[SUPPLIED ENTRIES — start]

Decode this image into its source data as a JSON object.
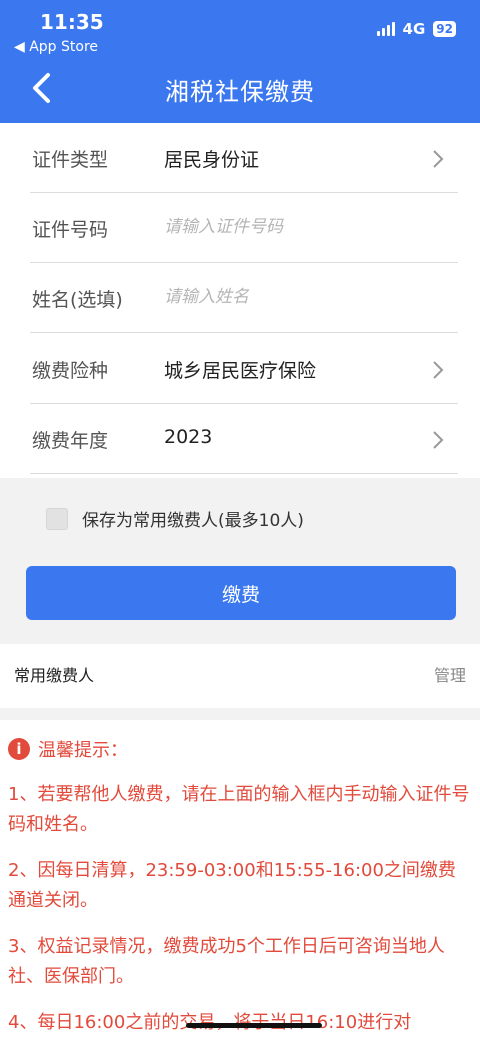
{
  "status_bar": {
    "time": "11:35",
    "back_app": "◀ App Store",
    "network": "4G",
    "battery": "92"
  },
  "nav": {
    "title": "湘税社保缴费"
  },
  "form": {
    "id_type": {
      "label": "证件类型",
      "value": "居民身份证"
    },
    "id_number": {
      "label": "证件号码",
      "placeholder": "请输入证件号码"
    },
    "name": {
      "label": "姓名(选填)",
      "placeholder": "请输入姓名"
    },
    "insurance_type": {
      "label": "缴费险种",
      "value": "城乡居民医疗保险"
    },
    "year": {
      "label": "缴费年度",
      "value": "2023"
    }
  },
  "save_payer": {
    "label": "保存为常用缴费人(最多10人)"
  },
  "pay_button": {
    "label": "缴费"
  },
  "frequent_payers": {
    "title": "常用缴费人",
    "manage": "管理"
  },
  "tips": {
    "title": "温馨提示：",
    "items": [
      "1、若要帮他人缴费，请在上面的输入框内手动输入证件号码和姓名。",
      "2、因每日清算，23:59-03:00和15:55-16:00之间缴费通道关闭。",
      "3、权益记录情况，缴费成功5个工作日后可咨询当地人社、医保部门。",
      "4、每日16:00之前的交易，将于当日16:10进行对"
    ]
  },
  "colors": {
    "primary": "#3b78f0",
    "warning": "#e24a3b"
  }
}
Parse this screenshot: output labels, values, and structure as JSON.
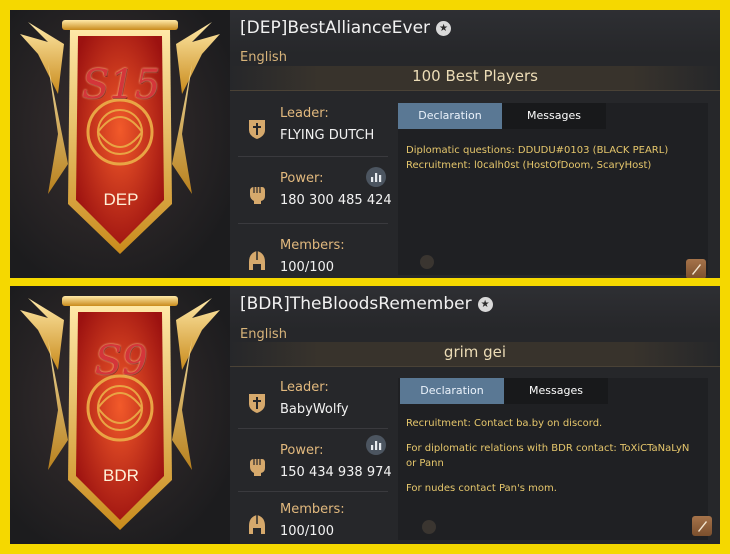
{
  "panels": [
    {
      "season": "S15",
      "tag": "DEP",
      "name": "[DEP]BestAllianceEver",
      "language": "English",
      "motto": "100 Best Players",
      "leader_label": "Leader:",
      "leader": "FLYING DUTCH",
      "power_label": "Power:",
      "power": "180 300 485 424",
      "members_label": "Members:",
      "members": "100/100",
      "tabs": [
        "Declaration",
        "Messages"
      ],
      "active_tab": "Declaration",
      "declaration": [
        "Diplomatic questions: DDUDU#0103 (BLACK PEARL)",
        "Recruitment: l0calh0st (HostOfDoom, ScaryHost)"
      ]
    },
    {
      "season": "S9",
      "tag": "BDR",
      "name": "[BDR]TheBloodsRemember",
      "language": "English",
      "motto": "grim gei",
      "leader_label": "Leader:",
      "leader": "BabyWolfy",
      "power_label": "Power:",
      "power": "150 434 938 974",
      "members_label": "Members:",
      "members": "100/100",
      "tabs": [
        "Declaration",
        "Messages"
      ],
      "active_tab": "Declaration",
      "declaration": [
        "Recruitment: Contact ba.by on discord.",
        "For diplomatic relations with BDR contact: ToXiCTaNaLyN or Pann",
        "For nudes contact Pan's mom."
      ]
    }
  ],
  "colors": {
    "frame": "#f5d800",
    "panel_bg": "#26272a",
    "label_gold": "#e2b97e",
    "declaration_text": "#e6c76c",
    "active_tab": "#5a7894"
  },
  "icons": {
    "leader": "shield-cross-icon",
    "power": "fist-icon",
    "members": "helmet-icon",
    "stats": "bar-chart-icon",
    "edit": "quill-edit-icon",
    "favorite": "star-icon"
  }
}
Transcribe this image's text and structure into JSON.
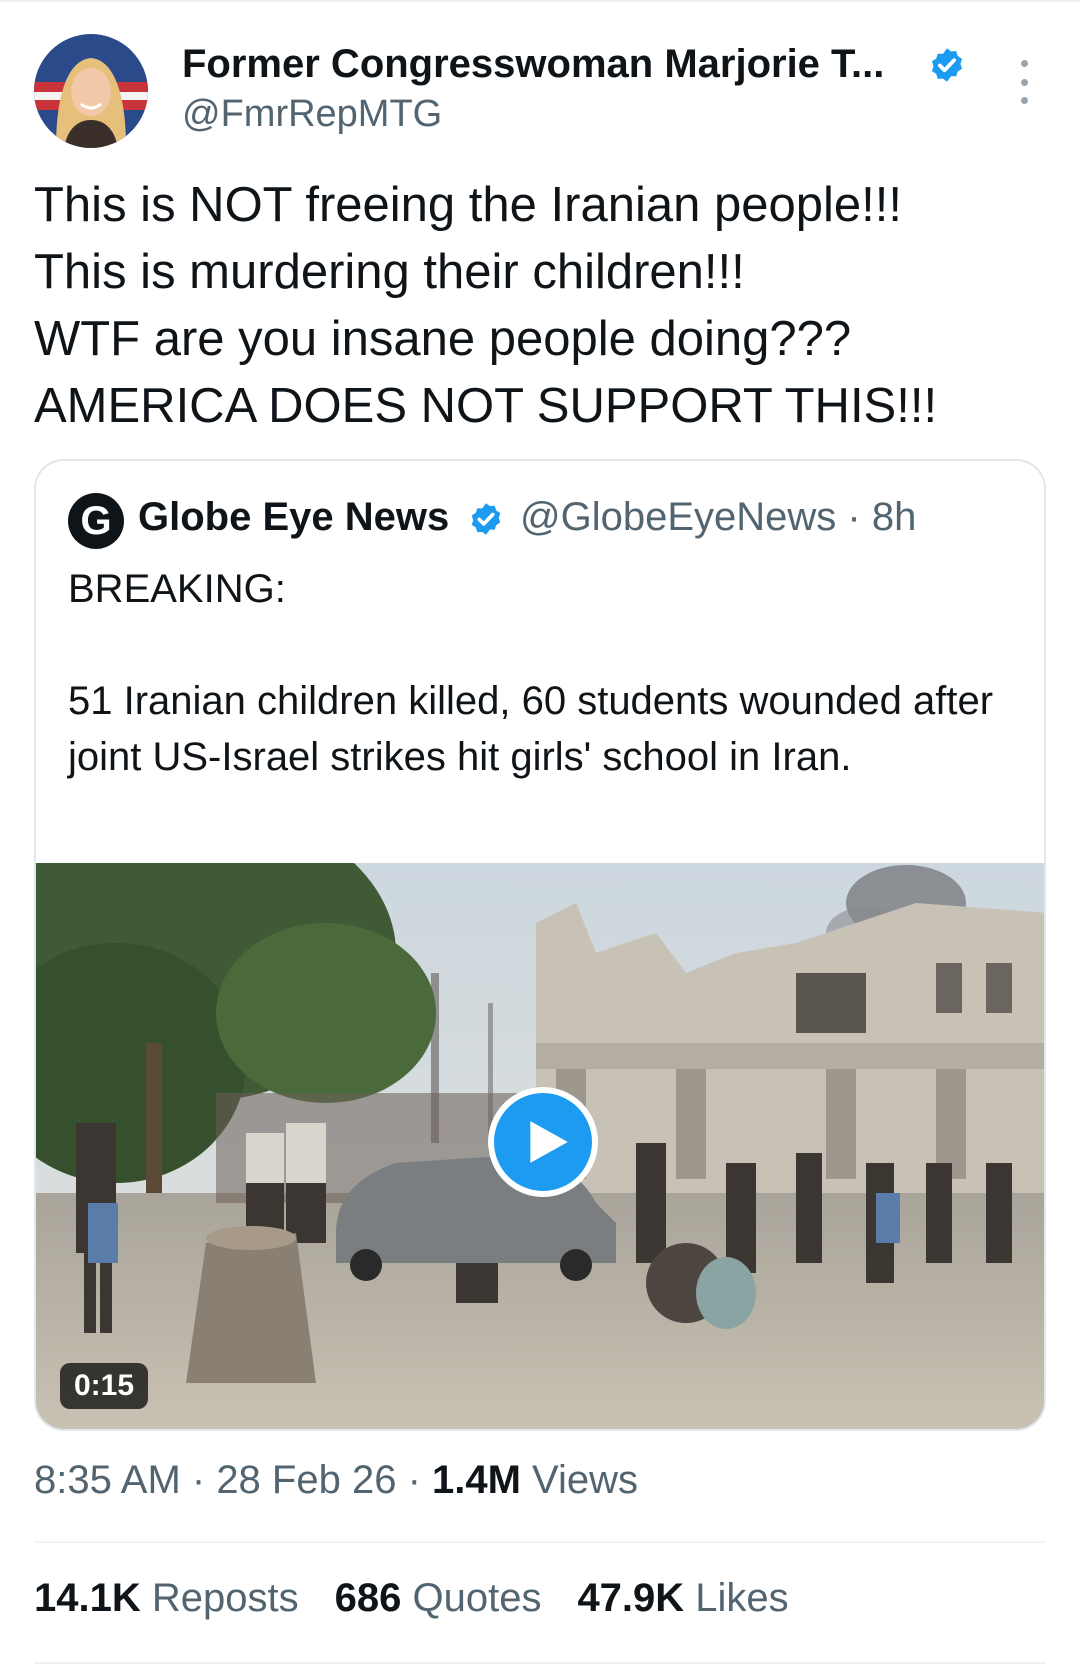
{
  "author": {
    "name": "Former Congresswoman Marjorie T...",
    "handle": "@FmrRepMTG",
    "verified": true
  },
  "tweet": {
    "lines": [
      "This is NOT freeing the Iranian people!!!",
      "This is murdering their children!!!",
      "WTF are you insane people doing???",
      "AMERICA DOES NOT SUPPORT THIS!!!"
    ]
  },
  "quote": {
    "logo_letter": "G",
    "name": "Globe Eye News",
    "handle_time": "@GlobeEyeNews · 8h",
    "verified": true,
    "heading": "BREAKING:",
    "body": "51 Iranian children killed, 60 students wounded after joint US-Israel strikes hit girls' school in Iran.",
    "video": {
      "duration": "0:15",
      "play_icon": "play-icon"
    }
  },
  "meta": {
    "time": "8:35 AM",
    "sep1": " · ",
    "date": "28 Feb 26",
    "sep2": " · ",
    "views_count": "1.4M",
    "views_label": " Views"
  },
  "stats": {
    "reposts_count": "14.1K",
    "reposts_label": " Reposts",
    "quotes_count": "686",
    "quotes_label": " Quotes",
    "likes_count": "47.9K",
    "likes_label": " Likes"
  },
  "colors": {
    "verified": "#1d9bf0",
    "primary_text": "#0f1419",
    "secondary_text": "#536471",
    "border": "#e1e8ed"
  }
}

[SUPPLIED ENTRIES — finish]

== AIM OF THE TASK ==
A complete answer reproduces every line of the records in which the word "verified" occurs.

== EXPECTED ANSWER ==
    "verified": true
    "verified": true,
    "verified": "#1d9bf0",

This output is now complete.